Record excerpts |

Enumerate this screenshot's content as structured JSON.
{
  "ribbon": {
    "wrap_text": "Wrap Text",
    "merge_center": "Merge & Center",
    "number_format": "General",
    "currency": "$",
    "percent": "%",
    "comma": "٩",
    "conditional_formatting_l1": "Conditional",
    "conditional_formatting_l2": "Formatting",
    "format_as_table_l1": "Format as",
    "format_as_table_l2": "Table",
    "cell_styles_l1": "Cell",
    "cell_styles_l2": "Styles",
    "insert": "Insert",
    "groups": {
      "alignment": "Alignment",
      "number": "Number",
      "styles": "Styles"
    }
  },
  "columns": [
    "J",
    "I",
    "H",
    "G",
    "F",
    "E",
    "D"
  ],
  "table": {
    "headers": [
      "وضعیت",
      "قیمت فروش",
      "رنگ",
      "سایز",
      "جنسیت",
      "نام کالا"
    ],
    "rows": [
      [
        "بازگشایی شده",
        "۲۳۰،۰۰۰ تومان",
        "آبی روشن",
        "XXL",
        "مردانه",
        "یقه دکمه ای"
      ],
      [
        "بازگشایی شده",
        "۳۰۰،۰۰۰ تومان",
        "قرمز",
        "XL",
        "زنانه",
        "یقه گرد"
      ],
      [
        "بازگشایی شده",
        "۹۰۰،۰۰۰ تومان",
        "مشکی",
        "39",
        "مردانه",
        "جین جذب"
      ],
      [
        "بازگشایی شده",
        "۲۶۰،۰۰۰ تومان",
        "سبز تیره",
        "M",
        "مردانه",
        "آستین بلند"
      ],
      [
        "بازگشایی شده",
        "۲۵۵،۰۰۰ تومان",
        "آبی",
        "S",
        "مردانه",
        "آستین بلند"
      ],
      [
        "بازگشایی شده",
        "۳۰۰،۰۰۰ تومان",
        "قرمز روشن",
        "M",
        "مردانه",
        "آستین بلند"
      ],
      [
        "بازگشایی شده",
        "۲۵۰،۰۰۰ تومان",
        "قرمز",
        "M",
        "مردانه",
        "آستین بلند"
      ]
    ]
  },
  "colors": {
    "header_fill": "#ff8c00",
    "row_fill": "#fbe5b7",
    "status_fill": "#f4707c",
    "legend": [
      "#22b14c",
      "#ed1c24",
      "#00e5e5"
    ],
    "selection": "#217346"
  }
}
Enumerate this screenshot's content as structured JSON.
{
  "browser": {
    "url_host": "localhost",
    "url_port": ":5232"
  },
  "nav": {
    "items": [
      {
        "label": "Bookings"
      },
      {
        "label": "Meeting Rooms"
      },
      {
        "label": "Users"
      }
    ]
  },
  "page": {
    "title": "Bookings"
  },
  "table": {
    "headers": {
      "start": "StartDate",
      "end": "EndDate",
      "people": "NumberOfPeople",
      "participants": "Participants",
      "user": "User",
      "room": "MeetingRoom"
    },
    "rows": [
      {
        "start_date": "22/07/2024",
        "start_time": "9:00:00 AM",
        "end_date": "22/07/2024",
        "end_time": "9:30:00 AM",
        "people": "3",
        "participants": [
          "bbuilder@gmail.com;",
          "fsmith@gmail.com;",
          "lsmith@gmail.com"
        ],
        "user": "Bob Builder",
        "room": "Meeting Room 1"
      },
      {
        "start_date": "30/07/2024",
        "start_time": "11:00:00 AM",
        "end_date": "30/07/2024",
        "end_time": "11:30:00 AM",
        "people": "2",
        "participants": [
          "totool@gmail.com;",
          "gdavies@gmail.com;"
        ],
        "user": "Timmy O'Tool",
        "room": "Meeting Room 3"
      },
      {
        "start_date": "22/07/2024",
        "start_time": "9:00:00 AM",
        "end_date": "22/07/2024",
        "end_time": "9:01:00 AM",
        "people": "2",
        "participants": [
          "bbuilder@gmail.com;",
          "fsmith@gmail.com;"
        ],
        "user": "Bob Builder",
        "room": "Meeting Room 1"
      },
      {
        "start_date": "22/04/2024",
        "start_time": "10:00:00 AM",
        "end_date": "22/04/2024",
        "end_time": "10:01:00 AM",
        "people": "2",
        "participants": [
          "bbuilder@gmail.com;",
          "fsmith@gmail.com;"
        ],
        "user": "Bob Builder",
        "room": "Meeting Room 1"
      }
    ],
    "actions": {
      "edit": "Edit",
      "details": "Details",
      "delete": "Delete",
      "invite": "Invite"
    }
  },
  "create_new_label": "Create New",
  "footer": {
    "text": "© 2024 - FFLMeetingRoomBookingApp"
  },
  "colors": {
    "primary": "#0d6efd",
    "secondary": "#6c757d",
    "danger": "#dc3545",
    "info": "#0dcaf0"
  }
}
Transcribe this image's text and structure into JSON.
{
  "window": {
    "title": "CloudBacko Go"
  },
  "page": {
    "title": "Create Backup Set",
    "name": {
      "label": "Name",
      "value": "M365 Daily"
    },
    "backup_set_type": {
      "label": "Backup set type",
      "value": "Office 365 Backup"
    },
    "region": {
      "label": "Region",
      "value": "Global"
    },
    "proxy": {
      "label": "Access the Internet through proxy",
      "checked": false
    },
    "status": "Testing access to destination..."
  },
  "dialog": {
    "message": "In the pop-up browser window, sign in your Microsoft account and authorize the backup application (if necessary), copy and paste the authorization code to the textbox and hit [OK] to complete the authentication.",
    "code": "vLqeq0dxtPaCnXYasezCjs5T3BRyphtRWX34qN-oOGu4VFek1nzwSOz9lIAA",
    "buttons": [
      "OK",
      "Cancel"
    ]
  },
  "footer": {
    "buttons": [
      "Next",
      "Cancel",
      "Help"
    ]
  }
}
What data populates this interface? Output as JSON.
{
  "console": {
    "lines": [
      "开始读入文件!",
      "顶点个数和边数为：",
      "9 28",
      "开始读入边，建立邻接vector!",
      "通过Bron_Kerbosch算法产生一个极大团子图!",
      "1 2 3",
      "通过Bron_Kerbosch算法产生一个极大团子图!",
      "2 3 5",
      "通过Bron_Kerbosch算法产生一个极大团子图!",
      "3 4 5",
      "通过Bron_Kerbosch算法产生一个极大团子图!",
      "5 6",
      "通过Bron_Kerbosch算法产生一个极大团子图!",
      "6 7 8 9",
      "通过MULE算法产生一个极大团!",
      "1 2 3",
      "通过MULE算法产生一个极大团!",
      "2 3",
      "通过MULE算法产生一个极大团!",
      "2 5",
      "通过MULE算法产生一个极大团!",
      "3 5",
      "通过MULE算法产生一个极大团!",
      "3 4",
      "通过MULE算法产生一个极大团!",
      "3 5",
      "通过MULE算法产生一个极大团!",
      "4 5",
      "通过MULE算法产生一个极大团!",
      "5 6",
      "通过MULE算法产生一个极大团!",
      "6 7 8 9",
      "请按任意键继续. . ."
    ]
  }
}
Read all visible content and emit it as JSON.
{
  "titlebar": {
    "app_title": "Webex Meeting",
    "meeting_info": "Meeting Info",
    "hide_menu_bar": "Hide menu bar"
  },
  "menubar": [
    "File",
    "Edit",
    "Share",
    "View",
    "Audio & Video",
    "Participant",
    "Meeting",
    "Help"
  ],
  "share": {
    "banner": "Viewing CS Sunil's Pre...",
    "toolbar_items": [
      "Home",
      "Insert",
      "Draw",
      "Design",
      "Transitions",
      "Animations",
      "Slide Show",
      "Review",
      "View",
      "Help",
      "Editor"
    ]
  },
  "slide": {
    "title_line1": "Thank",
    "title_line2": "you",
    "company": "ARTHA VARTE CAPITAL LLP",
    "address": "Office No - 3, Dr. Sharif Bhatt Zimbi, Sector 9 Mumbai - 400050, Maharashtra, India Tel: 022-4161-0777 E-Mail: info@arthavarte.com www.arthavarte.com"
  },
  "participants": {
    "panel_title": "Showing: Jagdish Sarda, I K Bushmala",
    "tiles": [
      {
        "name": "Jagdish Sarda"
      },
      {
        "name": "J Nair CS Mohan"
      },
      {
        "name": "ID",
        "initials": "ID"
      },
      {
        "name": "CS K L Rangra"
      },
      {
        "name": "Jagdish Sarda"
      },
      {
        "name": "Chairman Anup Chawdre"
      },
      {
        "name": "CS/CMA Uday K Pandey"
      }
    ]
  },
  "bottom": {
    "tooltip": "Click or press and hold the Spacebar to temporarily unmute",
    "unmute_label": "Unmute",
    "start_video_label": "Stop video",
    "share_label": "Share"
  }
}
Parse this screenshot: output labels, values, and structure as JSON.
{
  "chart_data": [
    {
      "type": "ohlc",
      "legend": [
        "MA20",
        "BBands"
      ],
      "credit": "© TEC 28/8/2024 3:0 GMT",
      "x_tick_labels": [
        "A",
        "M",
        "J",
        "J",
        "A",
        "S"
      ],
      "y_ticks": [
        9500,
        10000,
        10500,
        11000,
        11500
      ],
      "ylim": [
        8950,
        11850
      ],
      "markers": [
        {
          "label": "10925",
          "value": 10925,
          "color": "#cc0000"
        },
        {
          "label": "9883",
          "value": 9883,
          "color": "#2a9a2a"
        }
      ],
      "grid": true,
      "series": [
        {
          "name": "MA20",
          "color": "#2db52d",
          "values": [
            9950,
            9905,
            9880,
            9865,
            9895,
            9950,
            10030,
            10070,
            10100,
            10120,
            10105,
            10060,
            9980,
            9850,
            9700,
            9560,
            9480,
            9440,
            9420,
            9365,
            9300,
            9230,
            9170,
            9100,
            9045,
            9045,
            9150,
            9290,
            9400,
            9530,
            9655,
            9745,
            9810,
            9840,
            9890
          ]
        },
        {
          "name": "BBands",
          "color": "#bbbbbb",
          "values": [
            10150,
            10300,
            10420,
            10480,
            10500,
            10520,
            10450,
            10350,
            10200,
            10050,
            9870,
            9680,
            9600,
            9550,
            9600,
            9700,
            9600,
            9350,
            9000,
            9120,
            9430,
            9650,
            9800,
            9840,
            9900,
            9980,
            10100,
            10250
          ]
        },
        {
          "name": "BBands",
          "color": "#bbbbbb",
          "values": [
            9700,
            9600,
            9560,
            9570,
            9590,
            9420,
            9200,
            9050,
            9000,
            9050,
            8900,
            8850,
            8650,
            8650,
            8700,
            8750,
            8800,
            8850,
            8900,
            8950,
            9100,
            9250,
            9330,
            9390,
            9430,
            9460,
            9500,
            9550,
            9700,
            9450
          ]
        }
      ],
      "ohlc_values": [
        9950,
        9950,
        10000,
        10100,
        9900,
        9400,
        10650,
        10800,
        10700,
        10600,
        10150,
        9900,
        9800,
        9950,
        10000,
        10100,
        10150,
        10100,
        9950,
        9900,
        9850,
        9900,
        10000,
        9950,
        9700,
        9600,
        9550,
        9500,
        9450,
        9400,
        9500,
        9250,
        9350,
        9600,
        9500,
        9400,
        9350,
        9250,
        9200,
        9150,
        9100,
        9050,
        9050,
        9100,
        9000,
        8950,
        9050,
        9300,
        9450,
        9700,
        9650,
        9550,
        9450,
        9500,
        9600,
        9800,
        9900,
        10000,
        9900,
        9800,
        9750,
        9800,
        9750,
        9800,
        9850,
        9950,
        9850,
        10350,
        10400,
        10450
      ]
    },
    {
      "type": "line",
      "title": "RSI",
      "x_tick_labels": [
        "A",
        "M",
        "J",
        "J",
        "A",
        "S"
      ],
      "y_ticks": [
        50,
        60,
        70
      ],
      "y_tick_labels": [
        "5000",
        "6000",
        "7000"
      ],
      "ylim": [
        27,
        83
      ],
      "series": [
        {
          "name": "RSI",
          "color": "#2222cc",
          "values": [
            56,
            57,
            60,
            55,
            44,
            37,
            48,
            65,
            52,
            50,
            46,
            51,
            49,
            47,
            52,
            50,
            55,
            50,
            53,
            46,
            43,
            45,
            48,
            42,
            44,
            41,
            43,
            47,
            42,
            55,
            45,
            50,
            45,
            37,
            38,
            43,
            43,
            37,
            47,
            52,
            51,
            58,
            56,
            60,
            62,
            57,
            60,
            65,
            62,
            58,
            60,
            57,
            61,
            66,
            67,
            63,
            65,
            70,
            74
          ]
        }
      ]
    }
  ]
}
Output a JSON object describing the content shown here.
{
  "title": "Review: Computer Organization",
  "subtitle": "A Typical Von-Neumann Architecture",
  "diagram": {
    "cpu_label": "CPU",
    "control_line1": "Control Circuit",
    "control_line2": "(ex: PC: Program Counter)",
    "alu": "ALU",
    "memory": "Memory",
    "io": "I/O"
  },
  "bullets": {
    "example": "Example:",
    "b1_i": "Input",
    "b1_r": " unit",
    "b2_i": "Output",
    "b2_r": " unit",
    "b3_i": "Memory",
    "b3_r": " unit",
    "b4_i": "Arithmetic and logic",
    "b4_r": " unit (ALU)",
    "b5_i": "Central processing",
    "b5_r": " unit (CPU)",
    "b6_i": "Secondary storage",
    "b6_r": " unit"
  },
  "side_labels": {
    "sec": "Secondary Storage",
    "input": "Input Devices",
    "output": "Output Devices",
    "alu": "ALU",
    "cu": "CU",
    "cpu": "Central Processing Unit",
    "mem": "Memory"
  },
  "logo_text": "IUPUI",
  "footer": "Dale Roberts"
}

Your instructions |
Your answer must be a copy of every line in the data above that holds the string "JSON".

Output for this exercise |
Enumerate this screenshot's content as structured JSON.
Enumerate this screenshot's content as structured JSON.
Transcribe this image's text and structure into JSON.
What data populates this interface? Output as JSON.
Read all visible content and emit it as JSON.
Parse this screenshot: output labels, values, and structure as JSON.
Output a JSON object describing the content shown here.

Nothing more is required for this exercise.